WHAT THE TASK ASKS: Could you retype the entries exactly as they are?

# # #

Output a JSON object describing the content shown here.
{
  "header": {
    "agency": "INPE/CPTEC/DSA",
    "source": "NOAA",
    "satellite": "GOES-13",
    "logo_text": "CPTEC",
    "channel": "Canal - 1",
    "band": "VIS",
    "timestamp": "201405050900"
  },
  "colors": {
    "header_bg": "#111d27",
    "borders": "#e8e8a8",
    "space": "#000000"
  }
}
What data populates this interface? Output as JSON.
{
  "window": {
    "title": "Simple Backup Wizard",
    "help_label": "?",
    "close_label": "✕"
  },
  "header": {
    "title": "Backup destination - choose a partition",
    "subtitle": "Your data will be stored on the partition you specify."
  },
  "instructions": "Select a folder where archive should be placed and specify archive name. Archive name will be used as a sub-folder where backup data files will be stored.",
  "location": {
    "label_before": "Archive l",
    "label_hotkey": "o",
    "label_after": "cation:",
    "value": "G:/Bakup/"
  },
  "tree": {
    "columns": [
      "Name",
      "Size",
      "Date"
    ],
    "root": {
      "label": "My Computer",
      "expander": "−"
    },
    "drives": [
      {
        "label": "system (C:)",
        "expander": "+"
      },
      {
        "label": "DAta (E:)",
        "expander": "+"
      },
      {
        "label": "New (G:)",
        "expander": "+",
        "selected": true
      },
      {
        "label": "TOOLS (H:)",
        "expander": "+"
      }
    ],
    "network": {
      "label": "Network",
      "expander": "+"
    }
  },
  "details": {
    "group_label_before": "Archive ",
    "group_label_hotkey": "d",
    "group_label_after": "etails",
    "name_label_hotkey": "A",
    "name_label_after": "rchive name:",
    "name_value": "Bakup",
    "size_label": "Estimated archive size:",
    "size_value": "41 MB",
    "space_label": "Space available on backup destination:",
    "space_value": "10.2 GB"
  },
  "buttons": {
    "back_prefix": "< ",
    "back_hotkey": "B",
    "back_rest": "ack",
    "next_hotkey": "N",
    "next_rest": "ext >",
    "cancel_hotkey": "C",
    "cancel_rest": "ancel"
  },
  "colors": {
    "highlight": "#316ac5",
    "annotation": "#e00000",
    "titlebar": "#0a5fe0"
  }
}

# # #

ANSWER TO THIS EXERCISE:
Output a JSON object describing the content shown here.
{
  "header": {
    "agency": "INPE/CPTEC/DSA",
    "source": "NOAA",
    "satellite": "GOES-13",
    "logo_text": "CPTEC",
    "channel": "Canal - 1",
    "band": "VIS",
    "timestamp": "201405050900"
  },
  "colors": {
    "header_bg": "#111d27",
    "borders": "#e8e8a8",
    "space": "#000000"
  }
}
What data populates this interface? Output as JSON.
{
  "window": {
    "title": "Simple Backup Wizard",
    "help_label": "?",
    "close_label": "✕"
  },
  "header": {
    "title": "Backup destination - choose a partition",
    "subtitle": "Your data will be stored on the partition you specify."
  },
  "instructions": "Select a folder where archive should be placed and specify archive name. Archive name will be used as a sub-folder where backup data files will be stored.",
  "location": {
    "label_before": "Archive l",
    "label_hotkey": "o",
    "label_after": "cation:",
    "value": "G:/Bakup/"
  },
  "tree": {
    "columns": [
      "Name",
      "Size",
      "Date"
    ],
    "root": {
      "label": "My Computer",
      "expander": "−"
    },
    "drives": [
      {
        "label": "system (C:)",
        "expander": "+"
      },
      {
        "label": "DAta (E:)",
        "expander": "+"
      },
      {
        "label": "New (G:)",
        "expander": "+",
        "selected": true
      },
      {
        "label": "TOOLS (H:)",
        "expander": "+"
      }
    ],
    "network": {
      "label": "Network",
      "expander": "+"
    }
  },
  "details": {
    "group_label_before": "Archive ",
    "group_label_hotkey": "d",
    "group_label_after": "etails",
    "name_label_hotkey": "A",
    "name_label_after": "rchive name:",
    "name_value": "Bakup",
    "size_label": "Estimated archive size:",
    "size_value": "41 MB",
    "space_label": "Space available on backup destination:",
    "space_value": "10.2 GB"
  },
  "buttons": {
    "back_prefix": "< ",
    "back_hotkey": "B",
    "back_rest": "ack",
    "next_hotkey": "N",
    "next_rest": "ext >",
    "cancel_hotkey": "C",
    "cancel_rest": "ancel"
  },
  "colors": {
    "highlight": "#316ac5",
    "annotation": "#e00000",
    "titlebar": "#0a5fe0"
  }
}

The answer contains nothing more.